Assassin’s Creed Valhalla and Watch Dogs Legion, two of the season’s most interesting games, are on the new consoles but also PC, Google Stadia, the Xbox One and PlayStation 4. Both games come from Ubisoft, the powerful publisher that made headlines this summer amid widespread accounts of sexual misconduct in the company, which led to the dismissal or departure of top developers and executives. As that unfolded, rattled rank-and-file developers still toiled to create these games.
Valhalla largely positions the player as a ninth-century viking named Eivor who leaves Norway for England, where he or she builds a settlement, challenges monarchies and swings an ax through many Anglo-Saxon enemies.
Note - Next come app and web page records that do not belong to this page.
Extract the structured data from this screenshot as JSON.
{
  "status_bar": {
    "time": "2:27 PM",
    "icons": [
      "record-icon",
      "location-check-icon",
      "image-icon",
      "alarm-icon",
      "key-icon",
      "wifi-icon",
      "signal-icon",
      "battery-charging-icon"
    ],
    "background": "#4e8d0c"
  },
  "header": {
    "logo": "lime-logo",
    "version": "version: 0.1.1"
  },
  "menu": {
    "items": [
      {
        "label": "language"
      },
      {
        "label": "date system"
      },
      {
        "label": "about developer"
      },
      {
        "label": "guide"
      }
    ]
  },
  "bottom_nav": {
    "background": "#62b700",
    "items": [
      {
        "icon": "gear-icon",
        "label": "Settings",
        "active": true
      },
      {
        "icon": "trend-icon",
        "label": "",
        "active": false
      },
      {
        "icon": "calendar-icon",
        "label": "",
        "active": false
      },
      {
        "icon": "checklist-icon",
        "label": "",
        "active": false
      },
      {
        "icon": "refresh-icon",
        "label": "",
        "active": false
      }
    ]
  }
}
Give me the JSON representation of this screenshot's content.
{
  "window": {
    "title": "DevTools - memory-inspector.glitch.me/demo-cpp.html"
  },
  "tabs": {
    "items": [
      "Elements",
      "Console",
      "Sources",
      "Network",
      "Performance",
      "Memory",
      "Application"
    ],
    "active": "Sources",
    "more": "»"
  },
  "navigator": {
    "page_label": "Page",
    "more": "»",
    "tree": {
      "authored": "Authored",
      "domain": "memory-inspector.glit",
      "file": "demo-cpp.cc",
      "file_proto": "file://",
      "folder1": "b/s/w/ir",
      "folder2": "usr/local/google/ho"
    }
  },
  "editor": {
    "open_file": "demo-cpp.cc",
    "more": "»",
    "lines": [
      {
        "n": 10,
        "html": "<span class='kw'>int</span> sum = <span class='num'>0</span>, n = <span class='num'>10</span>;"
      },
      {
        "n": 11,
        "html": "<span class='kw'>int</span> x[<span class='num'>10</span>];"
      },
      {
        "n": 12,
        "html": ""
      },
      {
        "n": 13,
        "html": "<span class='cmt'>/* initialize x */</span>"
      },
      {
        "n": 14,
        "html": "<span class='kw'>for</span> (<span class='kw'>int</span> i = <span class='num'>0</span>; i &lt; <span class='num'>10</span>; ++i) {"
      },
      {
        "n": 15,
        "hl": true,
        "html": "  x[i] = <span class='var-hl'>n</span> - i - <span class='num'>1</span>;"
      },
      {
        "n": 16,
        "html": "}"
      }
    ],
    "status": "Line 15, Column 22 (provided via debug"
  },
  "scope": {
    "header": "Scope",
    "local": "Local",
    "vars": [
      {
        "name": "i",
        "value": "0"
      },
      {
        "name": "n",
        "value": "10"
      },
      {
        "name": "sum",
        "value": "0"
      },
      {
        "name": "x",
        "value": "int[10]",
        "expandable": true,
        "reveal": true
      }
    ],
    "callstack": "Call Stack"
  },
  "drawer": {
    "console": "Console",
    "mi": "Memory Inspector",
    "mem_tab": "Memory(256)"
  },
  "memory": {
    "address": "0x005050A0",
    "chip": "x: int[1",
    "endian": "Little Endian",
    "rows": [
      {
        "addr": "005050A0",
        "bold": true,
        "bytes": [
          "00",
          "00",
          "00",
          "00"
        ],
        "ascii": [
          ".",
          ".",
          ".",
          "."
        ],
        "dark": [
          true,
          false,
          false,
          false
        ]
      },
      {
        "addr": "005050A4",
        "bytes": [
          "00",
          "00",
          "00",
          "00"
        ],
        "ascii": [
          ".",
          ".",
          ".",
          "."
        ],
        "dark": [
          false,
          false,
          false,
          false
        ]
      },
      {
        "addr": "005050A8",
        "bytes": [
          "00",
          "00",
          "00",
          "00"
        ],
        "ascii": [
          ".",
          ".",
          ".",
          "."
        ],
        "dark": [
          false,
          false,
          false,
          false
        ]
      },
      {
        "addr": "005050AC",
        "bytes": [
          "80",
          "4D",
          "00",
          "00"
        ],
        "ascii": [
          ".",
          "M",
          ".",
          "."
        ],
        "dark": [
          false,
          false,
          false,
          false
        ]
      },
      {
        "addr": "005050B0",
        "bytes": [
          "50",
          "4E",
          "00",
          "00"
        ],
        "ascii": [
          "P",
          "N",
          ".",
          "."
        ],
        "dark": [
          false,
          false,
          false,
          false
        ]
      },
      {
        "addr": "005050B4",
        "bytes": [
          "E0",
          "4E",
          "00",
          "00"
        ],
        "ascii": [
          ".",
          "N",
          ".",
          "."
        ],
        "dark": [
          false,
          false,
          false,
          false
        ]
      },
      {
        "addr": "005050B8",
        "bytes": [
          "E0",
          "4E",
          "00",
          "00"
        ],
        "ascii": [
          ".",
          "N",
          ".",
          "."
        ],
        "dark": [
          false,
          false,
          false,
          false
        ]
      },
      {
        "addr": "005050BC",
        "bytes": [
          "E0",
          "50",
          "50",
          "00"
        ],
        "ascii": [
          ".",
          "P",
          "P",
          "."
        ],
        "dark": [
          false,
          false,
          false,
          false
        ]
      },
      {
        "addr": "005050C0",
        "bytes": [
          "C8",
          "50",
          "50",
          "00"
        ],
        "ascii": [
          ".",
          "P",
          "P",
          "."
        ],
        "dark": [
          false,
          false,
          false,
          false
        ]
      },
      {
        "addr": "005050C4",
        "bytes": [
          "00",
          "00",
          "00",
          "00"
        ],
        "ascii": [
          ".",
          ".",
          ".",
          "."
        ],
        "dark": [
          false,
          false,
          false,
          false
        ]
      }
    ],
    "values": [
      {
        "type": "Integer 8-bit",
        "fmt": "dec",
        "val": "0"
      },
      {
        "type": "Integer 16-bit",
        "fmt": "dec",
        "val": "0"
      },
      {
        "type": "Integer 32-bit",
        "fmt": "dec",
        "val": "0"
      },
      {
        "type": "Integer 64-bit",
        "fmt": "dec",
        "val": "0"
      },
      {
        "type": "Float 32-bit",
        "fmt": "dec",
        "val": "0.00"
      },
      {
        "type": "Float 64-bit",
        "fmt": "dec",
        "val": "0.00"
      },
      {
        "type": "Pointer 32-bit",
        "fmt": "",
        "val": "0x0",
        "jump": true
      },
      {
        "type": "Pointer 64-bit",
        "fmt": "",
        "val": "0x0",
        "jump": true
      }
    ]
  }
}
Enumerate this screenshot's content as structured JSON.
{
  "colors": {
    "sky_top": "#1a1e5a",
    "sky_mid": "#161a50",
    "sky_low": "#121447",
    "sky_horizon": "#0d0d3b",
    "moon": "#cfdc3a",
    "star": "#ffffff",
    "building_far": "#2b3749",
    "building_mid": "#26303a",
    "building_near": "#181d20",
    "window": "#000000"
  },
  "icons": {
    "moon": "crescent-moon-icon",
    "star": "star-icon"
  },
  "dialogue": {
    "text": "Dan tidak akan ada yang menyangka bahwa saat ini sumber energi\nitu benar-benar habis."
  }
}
It’s a visually spectacular game packed with character-driven vignettes, though it requires an audience with the stomach for playing as an invading settler.
Watch Dogs lets you play as members of the resistance in a fascist near-future London where the surveillance state and a privatized police force dominate the population. The game depicts a detailed and heavily populated London, then enables players to recruit and take control of any one of the thousands of people rendered in that city. That means you can play as a sneaky old lady, a brutish member of the Queen’s Guard or whoever else appears. It’s a neat trick that compensates for the game’s seemingly well-intentioned but shallow politics.
For something smaller, there’s The Pathless, a colorful game set amid dreamlike forests and temples. It’s available now for PS4, PS5, Apple Arcade and PC, the subscription gaming service for iOS. In The Pathless, you play as an archer who explores beautiful terrain with the help of a bird who can carry her across chasms. The game’s best feature is the archer’s ability to run ever faster if you can successfully shoot targets with arrows as she moves. Its greasy momentum is thrilling and easier to achieve than it sounds, thanks to an auto-targeting system.
Other than Carto, the Nintendo Switch doesn’t run any of the games mentioned here so far. Its biggest November release is Hyrule Warriors: Age of Calamity, a spinoff to the acclaimed action-adventure The Legend of Zelda: Breath of the Wild. Where Breath of the Wild was a quietly epic adventure in a war-torn world of knights, castles and monsters, the new game is a cacophonous prequel that replaces the earlier games’ unmatched opportunities for virtual nature hiking and exploration with combat, more combat and still more combat. It’s a bit like following up a great novel with a theme park ride. You’ve got to really want to see these characters again.
A better Switch game to get this season is Hades (also for PC). Released in September, Hades may prove to be the best game on any platform all year so it still deserves attention. You play as Zagreus, son of Hades, and must fight and talk your way out of the underworld, taking patronage — and powers — from Greek gods as you go. Hades is classified under “rogue-lite,” a video game genre that challenges players to progress as far as possible, knocks them back to the start when their character dies, but lets them try again with any powers they gained in prior attempts. In Hades, that structure supports the snappily told story about Zagreus’s failure-filled efforts to reach his mother in the land of the living. As one critic noted, a game about having to repeatedly try to escape hell might be 2020’s most fitting.
There’s something good to play on any of these devices. And, take note, the big-release season isn’t over yet. The most hyped game of 2020, Cyberpunk 2077, has been repeatedly delayed and is currently expected on Dec. 10. It turns out that blockbuster season is longer this year. The developers need more time. Don’t we all?
Article source: https://www.nytimes.com/2020/11/20/arts/best-new-video-games.html